“In the U.S., it’s easier to get things paid for,” said medical oncologist Lee Helman, head of the Molecular Oncology Section of the Pediatric Oncology Branch of the National Cancer Institute in Bethesda, Md. In general, he said, health-care systems in Europe require more proof that a treatment works before paying for it.
But clinical trials, which might provide that proof, have a harder time enrolling patients with rare cancers like sarcoma, as opposed to common cancers, said Paolo G. Casali, a medical oncologist who heads the Adult Sarcoma Medical Oncology Unit at the Istituto Nazionale Tumori in Milan, Italy. He coordinates the European Action Against Rare Cancers for the European Society for Medical Oncology.
Regulators should accept a higher degree of uncertainty with rare cancers, just as “we share this uncertainty with our patients at the bedside,” he said.
European doctors are more willing to stop treatment, Leahy said. "We do have a much more conservative approach in Europe, and England certainly. I always feel like I’m walking a tightrope between over-treatment and under-treatment. You don’t want to be nihilistic, but you don’t want to give false hope either."
European patients don't seem to demand as much treatment, said medical oncologist Sant Chawla, director of the Sarcoma Oncology Center in Santa Monica, Calif.
“If they’re 80 years old and have had a heart attack, stroke, etc., we shouldn’t be giving them chemo. They’ve lived their life." But others can be cured, he said, or get more years.
“We need to shoot for the stars,” he said.
“I fail all the time, but if you don’t try, you’ll never succeed,” said Bob Benjamin, chair of the Department of Sarcoma Medical Oncology at M.D. Anderson. CTOS gave him its Herman Suit Award, and he talked about how he has learned from his patients.
"As a patient advocate, I sometimes hear from people who think doctors are just in it for the money, or they already have the cure for cancer but are keeping it secret so that they don't lose their jobs," Siegel said. "I wish they could see how much these doctors care about their patients."

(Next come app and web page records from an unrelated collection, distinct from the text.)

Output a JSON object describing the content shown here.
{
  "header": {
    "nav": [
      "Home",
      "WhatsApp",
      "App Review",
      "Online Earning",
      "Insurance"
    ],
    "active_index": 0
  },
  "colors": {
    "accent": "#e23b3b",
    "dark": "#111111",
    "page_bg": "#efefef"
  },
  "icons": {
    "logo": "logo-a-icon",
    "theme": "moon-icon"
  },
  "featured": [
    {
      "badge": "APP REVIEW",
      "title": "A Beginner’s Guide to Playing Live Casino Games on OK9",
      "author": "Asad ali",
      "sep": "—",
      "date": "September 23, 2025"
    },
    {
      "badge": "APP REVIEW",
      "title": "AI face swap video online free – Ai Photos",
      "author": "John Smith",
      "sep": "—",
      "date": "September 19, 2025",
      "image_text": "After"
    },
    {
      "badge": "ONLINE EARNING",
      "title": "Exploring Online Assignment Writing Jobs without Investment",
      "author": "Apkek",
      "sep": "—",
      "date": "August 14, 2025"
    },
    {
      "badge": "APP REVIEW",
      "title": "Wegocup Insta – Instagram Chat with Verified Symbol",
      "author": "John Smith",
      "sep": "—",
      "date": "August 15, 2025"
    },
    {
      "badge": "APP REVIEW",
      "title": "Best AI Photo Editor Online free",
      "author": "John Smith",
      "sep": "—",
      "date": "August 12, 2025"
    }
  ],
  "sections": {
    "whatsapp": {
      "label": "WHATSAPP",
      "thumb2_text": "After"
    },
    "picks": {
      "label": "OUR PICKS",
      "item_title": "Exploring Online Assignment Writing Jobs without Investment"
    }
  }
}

Sarcoma can arise anywhere in the body at any age, from newborn on up. The argument over how much treatment is too much applies more to adults, Helman said. "Pediatric sarcomas, in general, are more responsive to chemo. You’ll try anything for a kid.”
Pathologist Stefano Sioletic, a pathologist who researches the c-jun oncogene in liposarcoma under Demetri, has gone to other conferences on cancer research.
“I don’t get any stimulus from them, and they don’t care what I do,” he said. At CTOS, “I know I won’t get a question like, ‘What is liposarcoma?’ You find out what people are doing around the world.”
There are more than 50 subtypes of sarcoma, which can occur in bone and soft tissue, such as muscle, nerve and fat tissue. For more information on CTOS, go to http://www.ctos.org/. The Sarcoma Alliance, based in Mill Valley, Calif., provides guidance, education and support to people affected by sarcoma. Its website is http://sarcomaalliance.org.